The steady stream of product recalls from manufacturers in China late last year caused panic at many U.S. companies. Quality and sourcing managers, along with corporate counsel, were asked to define and defend their procedures to protect companies from quality lapses, such as the use of lead paint on children’s toys.
The crux of the issue is rather mundane and boils down to just two simple problems: A lack of resources for managing and monitoring our supply of consumer and industrial goods; and a focus on ever lower prices, particularly in commoditized markets. In short, too few people are monitoring too many suppliers in a now-lengthy and often complex supply chain.
First, the bad news: Many merchants have a limited understanding of the actual content of the products that they sell. Product engineers may have generated technical specifications that drive the vendor selection and production processes, but not always. Buyers often come to Asia with a product that they want to copy or modify, without a drawing or detailed specifications of the product.
Moreover, even when buyers are armed with detailed specifications, the need to reach certain price points drives buyers and sellers to compromise on quality. In many markets, such as toys, the need to meet price points is dire. The incentives and market dynamics drive unwanted behavior. And quality can suffer.
The good news: Overall, the majority of goods produced in China meet global requirements, and the procedures and costs for monitoring product quality are well known and effective — if implemented and sustained.
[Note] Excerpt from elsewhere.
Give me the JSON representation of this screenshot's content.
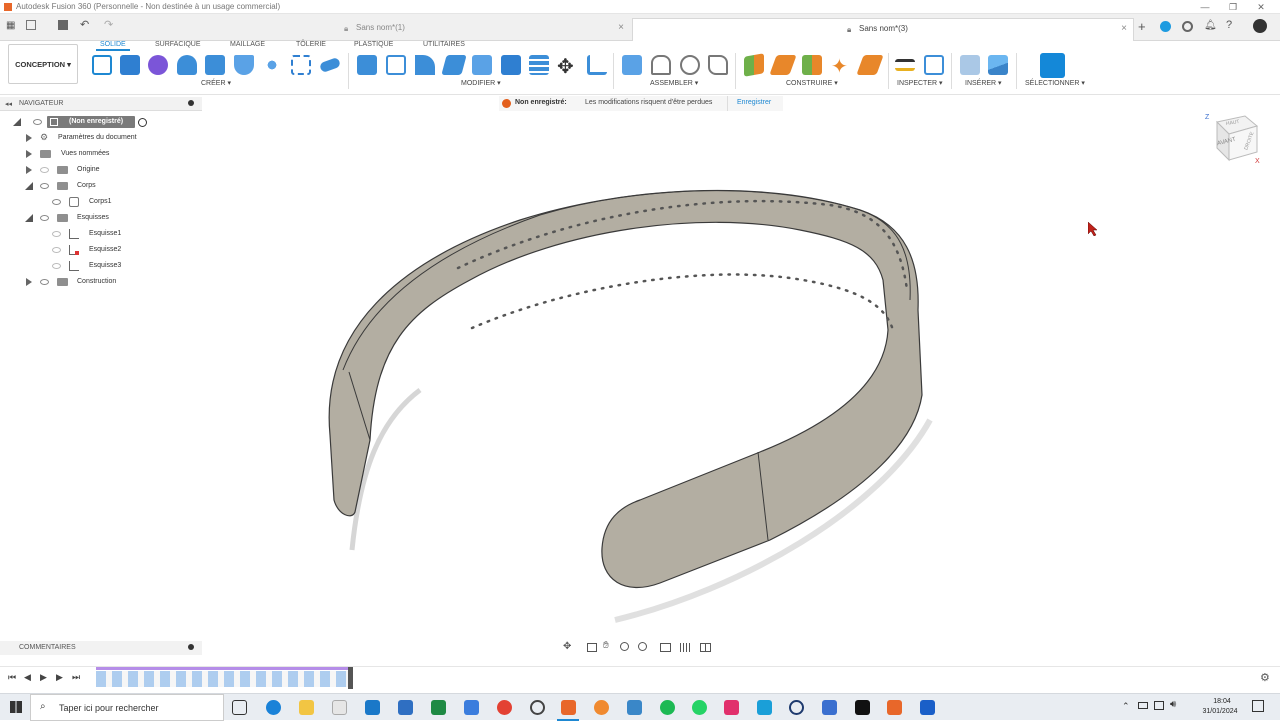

Those companies that want and need to ensure content and quality specifications will need to hire — or rehire — qualified support teams that can document, implement, and monitor rigorous quality control procedures. These additional steps will increase costs, but this additional cost to achieve the desired level of quality is measurable.
The main result of the recent product recalls appears to be a heightened awareness and willingness to probe deeper into the supply chain and define the content of products produced in China. More deal teams will now conduct due diligence that documents sub-contractor processes, defines commodity sources, and outlines potential risks in the supply chain. This level of detail will now be required to satisfy investors, corporate counsel, and other stakeholders.
The bottom line: If we will pay for quality products and if we have adequate management oversight, we will likely find safe, high-quality products in China. If we push too hard for impossible pricing, under unreasonable time frames, and we stop monitoring what the suppliers do, we will receive low-quality goods.
Manufacturers in China can produce quality product. The question is, are we willing to pay a reasonable price for reasonable quality?
managing director, China operations, Alaris Consulting